EXERCISE DETAILS: Going through the records that follow, please count the lines with "GewichtVon" in them and give only the count.

Excerpts from an interface dataset:
[Start of Attachment]

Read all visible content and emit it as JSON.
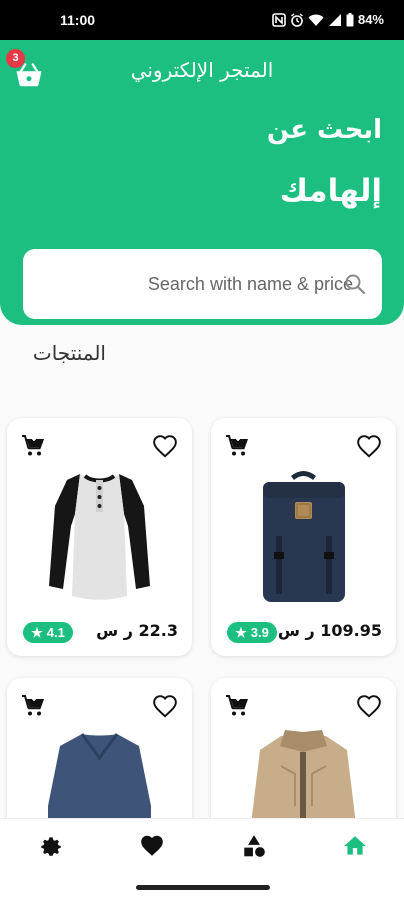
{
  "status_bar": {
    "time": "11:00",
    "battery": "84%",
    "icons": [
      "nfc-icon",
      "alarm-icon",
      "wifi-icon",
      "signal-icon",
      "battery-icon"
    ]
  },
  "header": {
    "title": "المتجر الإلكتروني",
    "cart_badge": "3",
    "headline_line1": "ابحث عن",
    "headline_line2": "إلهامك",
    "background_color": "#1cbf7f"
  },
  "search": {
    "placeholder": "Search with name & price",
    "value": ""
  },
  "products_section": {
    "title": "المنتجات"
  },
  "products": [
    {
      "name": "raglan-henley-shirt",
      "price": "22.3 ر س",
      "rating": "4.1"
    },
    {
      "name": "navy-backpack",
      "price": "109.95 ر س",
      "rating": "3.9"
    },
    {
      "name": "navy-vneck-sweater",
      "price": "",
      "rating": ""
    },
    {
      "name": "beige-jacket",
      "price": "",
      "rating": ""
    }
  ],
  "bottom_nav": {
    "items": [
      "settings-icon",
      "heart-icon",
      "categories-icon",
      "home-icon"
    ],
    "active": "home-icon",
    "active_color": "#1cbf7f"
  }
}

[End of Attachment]
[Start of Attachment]

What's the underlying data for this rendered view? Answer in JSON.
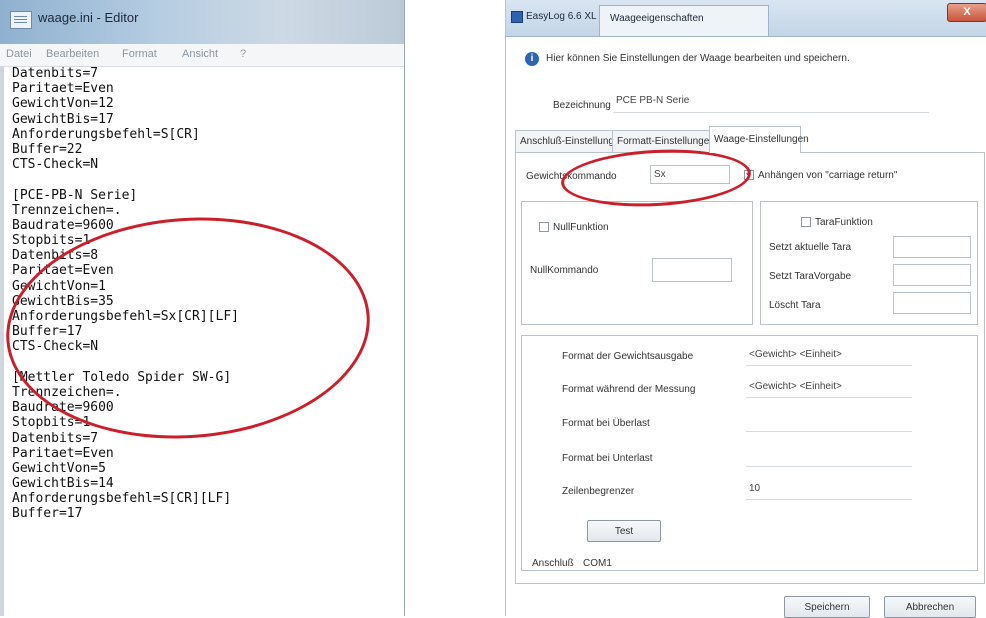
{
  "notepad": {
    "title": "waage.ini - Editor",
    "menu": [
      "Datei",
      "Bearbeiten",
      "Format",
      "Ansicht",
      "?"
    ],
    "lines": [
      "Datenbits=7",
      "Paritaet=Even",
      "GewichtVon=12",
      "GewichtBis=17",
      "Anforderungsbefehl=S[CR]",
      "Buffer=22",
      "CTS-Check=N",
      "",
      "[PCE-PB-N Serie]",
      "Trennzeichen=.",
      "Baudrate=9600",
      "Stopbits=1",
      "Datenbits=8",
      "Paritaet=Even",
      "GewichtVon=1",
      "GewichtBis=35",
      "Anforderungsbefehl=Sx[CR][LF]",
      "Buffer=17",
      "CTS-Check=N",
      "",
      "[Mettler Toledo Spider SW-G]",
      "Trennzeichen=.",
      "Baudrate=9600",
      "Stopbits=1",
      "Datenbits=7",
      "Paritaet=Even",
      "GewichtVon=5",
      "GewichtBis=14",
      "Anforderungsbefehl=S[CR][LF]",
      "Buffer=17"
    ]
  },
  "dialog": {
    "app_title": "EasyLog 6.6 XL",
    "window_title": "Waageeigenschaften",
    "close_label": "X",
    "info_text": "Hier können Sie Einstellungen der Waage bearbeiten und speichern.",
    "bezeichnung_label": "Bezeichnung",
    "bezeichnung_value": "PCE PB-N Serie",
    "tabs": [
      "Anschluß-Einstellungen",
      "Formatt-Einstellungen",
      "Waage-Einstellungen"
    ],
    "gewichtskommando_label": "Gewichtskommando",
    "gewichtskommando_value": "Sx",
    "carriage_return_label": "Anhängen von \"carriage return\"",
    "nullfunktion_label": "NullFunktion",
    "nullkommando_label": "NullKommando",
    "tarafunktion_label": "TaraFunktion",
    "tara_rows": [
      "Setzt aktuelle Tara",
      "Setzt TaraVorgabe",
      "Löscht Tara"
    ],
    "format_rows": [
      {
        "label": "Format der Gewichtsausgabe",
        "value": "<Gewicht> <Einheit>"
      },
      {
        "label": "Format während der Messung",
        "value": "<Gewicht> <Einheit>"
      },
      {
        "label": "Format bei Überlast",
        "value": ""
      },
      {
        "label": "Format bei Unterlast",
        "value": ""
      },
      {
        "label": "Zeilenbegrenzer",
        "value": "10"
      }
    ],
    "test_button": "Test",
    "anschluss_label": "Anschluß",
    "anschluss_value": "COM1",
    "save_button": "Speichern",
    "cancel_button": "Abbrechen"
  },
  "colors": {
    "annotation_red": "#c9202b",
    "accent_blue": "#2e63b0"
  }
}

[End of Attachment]

EXERCISE RESULT: 3